Astellas Pharma and Seattle Genetics have secured accelerated approval from the US Food and Drug Administration (FDA) for Padcev (enfortumab vedotin-ejfv) to treat people with locally advanced or metastatic urothelial cancer.
Padcev, a first-in-class antibody-drug conjugate (ADC) that is directed against Nectin-4 protein, has secured approval under the FDA’s Accelerated Approval Program based on tumour response rate.
Nectin-4, which is located on the surface of cells, is mostly expressed in bladder cancer.
Urothelial cancer represents 90% of all bladder cancers and can also be found in the renal pelvis, ureter and urethra.
Astellas oncology therapeutic area head and senior vice president Dr Andrew Krivoshik said: “This approval underscores our commitment to develop novel medicines that address unmet patient needs, and we’re grateful to the patients and physicians whose participation led to this outcome.”
Padcev is intended for the treatment of adult patients with locally advanced or metastatic urothelial cancer who have earlier received a PD-1/L1 inhibitor and a platinum-containing chemotherapy before (neoadjuvant) or after (adjuvant) surgery or in a locally advanced or metastatic setting.
Padcev was evaluated in EV-201 single-arm and phase 2 multi-centre trial, which enrolled 125 patients with locally advanced or metastatic urothelial cancer.
According to Astellas, the primary endpoint of confirmed objective response rate (ORR) was 44% per blinded independent central review in the trial.
When treated with single-agent Padcev in the trial, 12% of patients exhibited a complete response, which implies no cancer could be identified at the time of evaluation. The 32% of patients exhibited a partial response in the study, thereby indicating a decrease in tumour size or extent of cancer in the body.
The median duration of response (DoR) was 7.6 months. It is a secondary endpoint in the study.
Nonclinical data indicated that Padcev’s anticancer activity is a result of its binding to Nectin-4 expressing cells followed by the internalisation and release of the anti-tumour agent monomethyl auristatin E (MMAE) into the cell, helping to restrict cell not reproducing and programmed cell death.
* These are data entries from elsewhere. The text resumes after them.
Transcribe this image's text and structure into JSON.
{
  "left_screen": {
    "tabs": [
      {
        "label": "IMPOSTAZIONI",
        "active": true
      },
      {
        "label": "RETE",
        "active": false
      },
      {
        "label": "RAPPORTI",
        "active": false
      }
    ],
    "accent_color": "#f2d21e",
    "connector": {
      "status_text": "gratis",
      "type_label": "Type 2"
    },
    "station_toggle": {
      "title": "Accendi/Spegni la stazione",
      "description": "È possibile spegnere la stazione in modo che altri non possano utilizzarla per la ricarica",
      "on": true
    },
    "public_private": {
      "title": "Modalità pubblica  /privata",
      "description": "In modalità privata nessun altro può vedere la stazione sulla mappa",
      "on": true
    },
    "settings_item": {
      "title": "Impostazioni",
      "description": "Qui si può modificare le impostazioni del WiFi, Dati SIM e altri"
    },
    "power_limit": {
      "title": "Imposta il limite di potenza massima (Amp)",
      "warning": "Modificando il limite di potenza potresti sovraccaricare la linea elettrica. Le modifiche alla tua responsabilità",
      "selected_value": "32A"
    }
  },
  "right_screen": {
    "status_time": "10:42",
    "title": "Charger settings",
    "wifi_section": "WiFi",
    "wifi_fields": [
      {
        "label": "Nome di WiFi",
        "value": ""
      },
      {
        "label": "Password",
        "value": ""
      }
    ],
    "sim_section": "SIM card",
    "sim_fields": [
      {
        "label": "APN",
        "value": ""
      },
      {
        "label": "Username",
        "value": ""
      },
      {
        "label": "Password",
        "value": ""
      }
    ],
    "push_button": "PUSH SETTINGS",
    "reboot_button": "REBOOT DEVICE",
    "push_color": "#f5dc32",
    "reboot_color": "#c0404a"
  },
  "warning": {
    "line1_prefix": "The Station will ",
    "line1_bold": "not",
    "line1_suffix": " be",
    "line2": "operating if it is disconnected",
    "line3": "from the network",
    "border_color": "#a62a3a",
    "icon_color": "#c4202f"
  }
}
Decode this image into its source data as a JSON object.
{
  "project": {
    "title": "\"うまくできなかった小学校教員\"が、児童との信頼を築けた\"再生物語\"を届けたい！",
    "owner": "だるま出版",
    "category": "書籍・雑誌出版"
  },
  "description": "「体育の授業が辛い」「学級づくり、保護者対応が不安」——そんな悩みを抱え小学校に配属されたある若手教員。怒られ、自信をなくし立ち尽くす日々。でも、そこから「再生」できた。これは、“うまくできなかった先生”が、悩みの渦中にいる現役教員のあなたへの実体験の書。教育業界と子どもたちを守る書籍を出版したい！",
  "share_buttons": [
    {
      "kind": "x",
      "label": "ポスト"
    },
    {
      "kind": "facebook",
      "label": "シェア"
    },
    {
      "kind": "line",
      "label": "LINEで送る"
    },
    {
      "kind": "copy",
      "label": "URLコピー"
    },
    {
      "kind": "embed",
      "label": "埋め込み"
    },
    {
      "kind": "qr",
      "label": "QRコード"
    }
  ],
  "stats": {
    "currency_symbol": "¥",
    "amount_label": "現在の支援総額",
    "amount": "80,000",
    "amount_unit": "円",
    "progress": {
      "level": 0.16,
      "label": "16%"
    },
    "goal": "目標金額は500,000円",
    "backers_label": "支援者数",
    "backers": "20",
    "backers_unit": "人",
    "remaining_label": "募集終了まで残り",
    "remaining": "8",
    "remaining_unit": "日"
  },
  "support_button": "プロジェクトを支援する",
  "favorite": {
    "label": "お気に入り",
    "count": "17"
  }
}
Seattle Genetics chief medical officer Dr Roger Dansey said: “PADCEV is the first antibody-drug conjugate approved for patients facing this aggressive disease, and it is the culmination of years of innovative work on this technology.”
Earlier this month, Astellas Pharma agreed to acquire AAV-based genetic medicines company Audentes Therapeutics for a total equity value of around $3bn.